■ **Brief**
Each line of the listing that includes the string "pant" needs to be located and copied.

■ **Data shown**
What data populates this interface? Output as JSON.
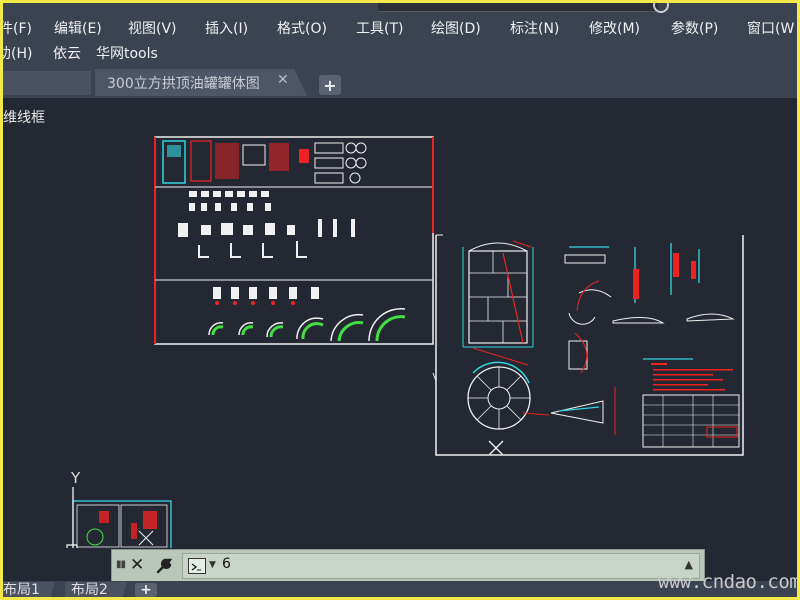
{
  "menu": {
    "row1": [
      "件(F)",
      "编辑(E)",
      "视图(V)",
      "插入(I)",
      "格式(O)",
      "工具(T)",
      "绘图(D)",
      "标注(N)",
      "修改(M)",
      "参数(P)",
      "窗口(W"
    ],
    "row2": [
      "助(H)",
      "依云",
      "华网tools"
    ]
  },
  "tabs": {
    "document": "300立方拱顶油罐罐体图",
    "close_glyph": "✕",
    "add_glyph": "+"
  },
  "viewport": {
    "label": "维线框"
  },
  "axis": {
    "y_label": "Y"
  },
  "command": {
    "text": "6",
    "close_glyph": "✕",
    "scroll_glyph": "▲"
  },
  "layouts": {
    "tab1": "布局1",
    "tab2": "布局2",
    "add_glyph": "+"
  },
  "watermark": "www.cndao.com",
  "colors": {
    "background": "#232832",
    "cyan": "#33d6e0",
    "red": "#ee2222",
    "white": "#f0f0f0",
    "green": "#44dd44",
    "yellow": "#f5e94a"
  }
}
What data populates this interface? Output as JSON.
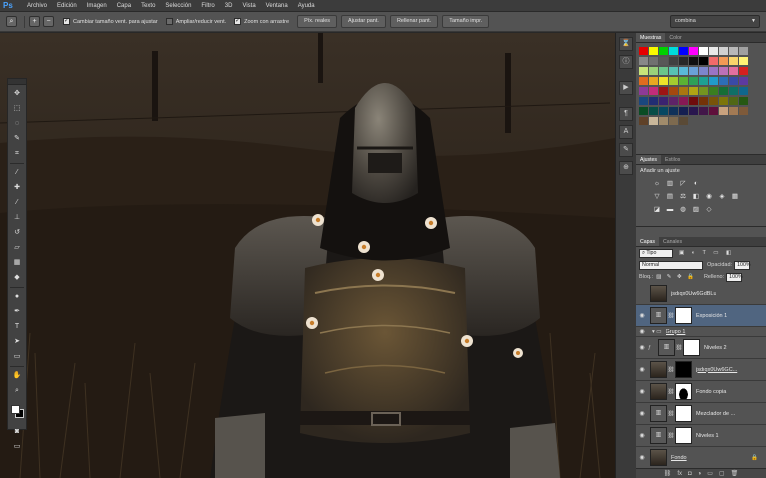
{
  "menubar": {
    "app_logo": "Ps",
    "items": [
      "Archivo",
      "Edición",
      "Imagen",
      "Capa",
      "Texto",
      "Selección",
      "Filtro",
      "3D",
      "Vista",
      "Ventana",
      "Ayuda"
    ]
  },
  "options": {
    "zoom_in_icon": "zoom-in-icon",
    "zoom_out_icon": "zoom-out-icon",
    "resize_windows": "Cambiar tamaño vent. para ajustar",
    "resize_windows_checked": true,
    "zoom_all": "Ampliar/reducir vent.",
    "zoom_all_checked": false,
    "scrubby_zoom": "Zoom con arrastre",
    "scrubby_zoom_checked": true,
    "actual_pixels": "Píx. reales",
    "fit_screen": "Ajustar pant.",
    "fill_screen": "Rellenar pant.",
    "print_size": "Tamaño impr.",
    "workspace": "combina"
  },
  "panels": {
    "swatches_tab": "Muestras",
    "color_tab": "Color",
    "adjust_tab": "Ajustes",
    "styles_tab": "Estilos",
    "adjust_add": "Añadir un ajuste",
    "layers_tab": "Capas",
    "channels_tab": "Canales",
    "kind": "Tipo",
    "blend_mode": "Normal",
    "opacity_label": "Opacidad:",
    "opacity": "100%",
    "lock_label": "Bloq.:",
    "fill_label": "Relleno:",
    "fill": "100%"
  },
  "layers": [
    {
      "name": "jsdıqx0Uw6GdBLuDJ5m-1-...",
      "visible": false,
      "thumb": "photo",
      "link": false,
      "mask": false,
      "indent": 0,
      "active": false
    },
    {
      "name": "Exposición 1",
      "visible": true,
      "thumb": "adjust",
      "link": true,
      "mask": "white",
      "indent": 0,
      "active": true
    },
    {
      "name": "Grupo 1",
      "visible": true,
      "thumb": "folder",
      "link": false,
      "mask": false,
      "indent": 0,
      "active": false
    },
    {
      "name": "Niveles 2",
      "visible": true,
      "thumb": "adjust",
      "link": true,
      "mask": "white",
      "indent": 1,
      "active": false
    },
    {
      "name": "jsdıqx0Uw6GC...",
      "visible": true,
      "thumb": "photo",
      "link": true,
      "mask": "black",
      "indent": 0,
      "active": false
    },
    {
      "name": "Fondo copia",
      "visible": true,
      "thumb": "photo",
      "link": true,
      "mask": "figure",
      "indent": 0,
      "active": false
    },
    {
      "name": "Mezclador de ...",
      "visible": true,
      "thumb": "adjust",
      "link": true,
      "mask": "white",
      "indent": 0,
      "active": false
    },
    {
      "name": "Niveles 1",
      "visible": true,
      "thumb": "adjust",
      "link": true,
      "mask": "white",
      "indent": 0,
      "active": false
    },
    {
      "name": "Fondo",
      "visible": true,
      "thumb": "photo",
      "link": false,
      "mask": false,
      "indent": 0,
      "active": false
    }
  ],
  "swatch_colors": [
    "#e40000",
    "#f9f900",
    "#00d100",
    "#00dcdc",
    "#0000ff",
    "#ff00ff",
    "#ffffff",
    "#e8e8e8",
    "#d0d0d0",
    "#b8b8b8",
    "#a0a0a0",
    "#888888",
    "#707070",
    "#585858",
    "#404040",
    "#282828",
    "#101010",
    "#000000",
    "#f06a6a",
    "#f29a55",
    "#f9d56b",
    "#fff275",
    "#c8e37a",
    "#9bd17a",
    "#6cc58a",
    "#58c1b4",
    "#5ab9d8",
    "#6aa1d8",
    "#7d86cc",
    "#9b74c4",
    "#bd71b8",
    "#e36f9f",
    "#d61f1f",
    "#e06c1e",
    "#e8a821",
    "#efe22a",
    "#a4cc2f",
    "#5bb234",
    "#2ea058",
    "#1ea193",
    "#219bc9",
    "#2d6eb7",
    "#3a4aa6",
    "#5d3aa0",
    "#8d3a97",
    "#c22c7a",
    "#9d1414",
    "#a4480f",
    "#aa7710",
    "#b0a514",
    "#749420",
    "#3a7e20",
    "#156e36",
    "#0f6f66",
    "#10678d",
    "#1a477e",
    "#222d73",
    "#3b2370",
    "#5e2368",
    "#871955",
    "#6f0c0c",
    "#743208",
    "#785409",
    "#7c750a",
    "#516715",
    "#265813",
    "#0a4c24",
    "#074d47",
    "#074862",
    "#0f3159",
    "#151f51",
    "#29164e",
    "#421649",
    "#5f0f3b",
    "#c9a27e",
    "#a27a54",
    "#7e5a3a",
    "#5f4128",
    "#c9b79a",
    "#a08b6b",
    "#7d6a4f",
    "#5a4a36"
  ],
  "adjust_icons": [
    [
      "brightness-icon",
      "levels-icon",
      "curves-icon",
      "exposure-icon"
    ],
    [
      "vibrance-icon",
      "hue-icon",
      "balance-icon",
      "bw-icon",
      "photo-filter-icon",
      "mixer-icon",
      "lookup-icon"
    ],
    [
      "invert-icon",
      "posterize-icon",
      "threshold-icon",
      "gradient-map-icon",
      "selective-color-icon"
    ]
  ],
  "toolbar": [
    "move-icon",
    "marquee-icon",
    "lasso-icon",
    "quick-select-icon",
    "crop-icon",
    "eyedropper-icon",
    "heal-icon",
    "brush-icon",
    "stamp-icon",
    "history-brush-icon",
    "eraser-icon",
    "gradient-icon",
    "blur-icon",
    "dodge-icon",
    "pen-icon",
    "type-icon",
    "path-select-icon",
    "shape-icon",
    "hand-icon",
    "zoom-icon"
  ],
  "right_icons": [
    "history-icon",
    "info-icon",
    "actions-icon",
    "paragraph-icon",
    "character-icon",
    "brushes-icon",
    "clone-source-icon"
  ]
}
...
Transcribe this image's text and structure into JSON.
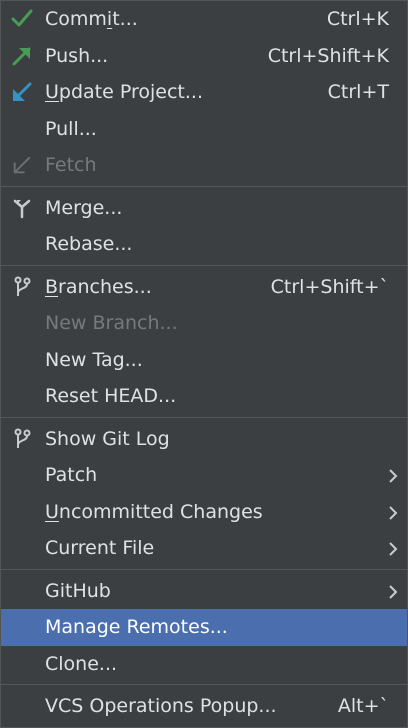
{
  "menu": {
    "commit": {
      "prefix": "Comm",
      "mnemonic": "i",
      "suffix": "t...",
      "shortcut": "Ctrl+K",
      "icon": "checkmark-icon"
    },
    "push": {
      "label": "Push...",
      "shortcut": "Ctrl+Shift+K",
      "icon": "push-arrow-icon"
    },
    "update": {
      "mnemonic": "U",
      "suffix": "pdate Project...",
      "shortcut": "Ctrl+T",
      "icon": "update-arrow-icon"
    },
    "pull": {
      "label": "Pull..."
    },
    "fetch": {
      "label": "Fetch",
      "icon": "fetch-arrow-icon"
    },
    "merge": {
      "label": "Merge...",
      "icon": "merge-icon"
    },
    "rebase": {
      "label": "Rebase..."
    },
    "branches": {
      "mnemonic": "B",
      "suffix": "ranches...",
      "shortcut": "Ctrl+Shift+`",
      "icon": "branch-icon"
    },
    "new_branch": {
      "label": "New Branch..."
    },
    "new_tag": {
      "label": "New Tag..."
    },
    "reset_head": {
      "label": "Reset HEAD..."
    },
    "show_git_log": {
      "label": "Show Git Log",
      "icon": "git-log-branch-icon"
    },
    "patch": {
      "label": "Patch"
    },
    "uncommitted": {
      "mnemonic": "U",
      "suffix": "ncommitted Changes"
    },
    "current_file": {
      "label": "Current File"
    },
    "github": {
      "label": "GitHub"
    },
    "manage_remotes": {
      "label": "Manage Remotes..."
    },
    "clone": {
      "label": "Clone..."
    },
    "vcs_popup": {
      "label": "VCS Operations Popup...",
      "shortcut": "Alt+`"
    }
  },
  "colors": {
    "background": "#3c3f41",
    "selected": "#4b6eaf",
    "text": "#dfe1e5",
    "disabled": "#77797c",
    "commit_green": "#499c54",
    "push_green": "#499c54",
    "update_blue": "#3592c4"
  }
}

■ **Output for this task**
    "fit_screen": "Ajustar pant.",
    "fill_screen": "Rellenar pant.",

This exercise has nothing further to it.